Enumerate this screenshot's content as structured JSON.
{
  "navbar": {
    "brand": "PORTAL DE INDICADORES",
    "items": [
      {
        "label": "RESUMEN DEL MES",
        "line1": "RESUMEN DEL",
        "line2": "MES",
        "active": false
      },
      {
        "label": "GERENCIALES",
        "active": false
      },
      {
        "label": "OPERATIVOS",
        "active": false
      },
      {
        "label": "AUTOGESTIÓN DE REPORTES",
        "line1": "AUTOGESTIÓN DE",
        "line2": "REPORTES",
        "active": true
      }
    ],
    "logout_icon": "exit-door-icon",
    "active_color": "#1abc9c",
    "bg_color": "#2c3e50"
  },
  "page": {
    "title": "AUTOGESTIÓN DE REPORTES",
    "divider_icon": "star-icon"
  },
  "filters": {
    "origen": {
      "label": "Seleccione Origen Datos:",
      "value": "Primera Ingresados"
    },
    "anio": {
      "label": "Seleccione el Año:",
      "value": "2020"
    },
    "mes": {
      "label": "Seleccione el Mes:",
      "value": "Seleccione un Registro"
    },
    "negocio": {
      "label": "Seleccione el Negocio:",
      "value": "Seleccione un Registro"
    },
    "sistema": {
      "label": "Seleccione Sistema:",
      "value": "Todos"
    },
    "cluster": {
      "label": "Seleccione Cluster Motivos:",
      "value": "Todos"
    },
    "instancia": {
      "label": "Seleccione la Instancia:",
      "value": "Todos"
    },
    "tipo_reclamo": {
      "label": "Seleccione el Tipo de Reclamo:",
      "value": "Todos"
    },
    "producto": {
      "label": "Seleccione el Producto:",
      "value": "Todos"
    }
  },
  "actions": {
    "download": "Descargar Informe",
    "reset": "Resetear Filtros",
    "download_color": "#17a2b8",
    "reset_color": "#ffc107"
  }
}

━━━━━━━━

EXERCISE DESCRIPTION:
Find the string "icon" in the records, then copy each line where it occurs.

ANSWER FOR THIS EXERCISE:
    "logout_icon": "exit-door-icon",
    "divider_icon": "star-icon"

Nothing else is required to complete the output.